Today, former U.S. President Barack Obama released a second round of endorsements for the 2018 midterm elections in a tweet, including this text:

Today, I’m proud to endorse even more Democratic candidates who aren’t just running against something, but for something—to expand opportunity for all of us and to restore dignity, honor, and compassion to public service. They deserve your vote:

Here is a link to the tweet:https://twitter.com/BarackObama/status/1046803503988006912

He had earlier released his first "wave" of endorsements on August 1st:

Today I’m proud to endorse such a wide and impressive array of Democratic candidates – leaders as diverse, patriotic, and big-hearted as the America they’re running to represent:

Link: https://twitter.com/BarackObama/status/1024691241093607425

My question is pretty straight-forward: Why is the former president releasing his endorsements in separate waves? Is this a political strategy, a result of the primary calendar, or a result of some vetting process? Perhaps there is a reason that has not occurred to me yet?

I would also be curious:

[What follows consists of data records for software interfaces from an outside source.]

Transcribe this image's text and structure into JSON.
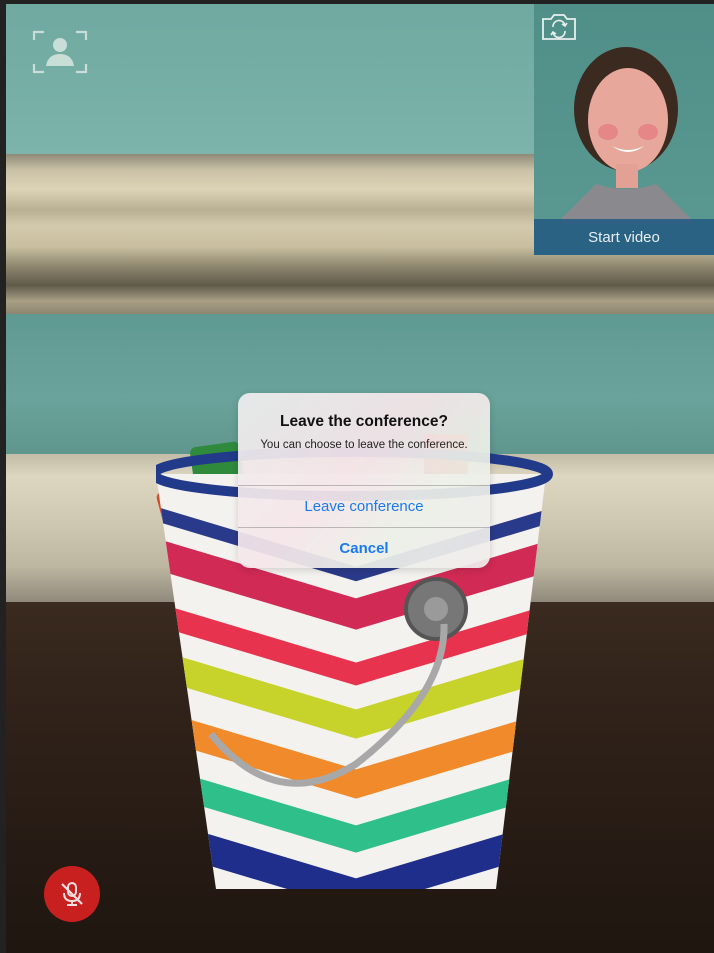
{
  "self_view": {
    "label": "Start video",
    "camera_switch_icon": "camera-rotate-icon"
  },
  "top_left_icon": "speaker-view-icon",
  "mute_button": {
    "icon": "microphone-muted-icon",
    "color": "#c8201f"
  },
  "alert": {
    "title": "Leave the conference?",
    "message": "You can choose to leave the conference.",
    "buttons": [
      {
        "label": "Leave conference",
        "style": "default"
      },
      {
        "label": "Cancel",
        "style": "bold"
      }
    ],
    "accent": "#1a7af0"
  }
}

  1. Should we expect more rounds of endorsements from President Obama?

  2. Of what import are these endorsements apart from giving candidates the ability to cite them in campaigning efforts? Do they indicate that the former president plans to campaign for these candidates further leading up to the election?

1 Answer 1


It's mostly a media strategy to maximize exposure and get free advertising from news outlets. If he endorsed just one candidate, it wouldn't make very many newscasts. He also likely vets each endorsement, or possibly even speaks to the candidates to suss out favor-ability, which takes time. He can't just do the whole field at once or it's hardly news at all; "Obama endorses all dems" isn't an interesting headline or story.

He likely leaves some out on purpose, to increase "chatter" (free advertising) among the talking heads and political commentators, getting them to mention more names than otherwise. He also needs to make sure his unfavorable polling results are not too high in a target area before announcing, lest he inflame the opposition. Lastly, he wants a good track record, so he would be hesitant to endorse a sure-fire loser, lest they water down the perception of his endorsement's potential in future races, increasing the value of it in current races.

  • Holding off on endorsing candidates may also be a pressure tool, to push candidates to adopt legislation that Obama may support. Once you have given your endorsement, you've lost that leverage. That is assuming the Obama's endorsement is even a good thing. Hillary's certainly isn't. Obama, like most past presidents, is being rehabilitated, just as Bush was before him. Favorable ratings usually increase once they're out of office.
    – Icarian
    Oct 4, 2018 at 6:28

You must log in to answer this question.

Not the answer you're looking for? Browse other questions tagged .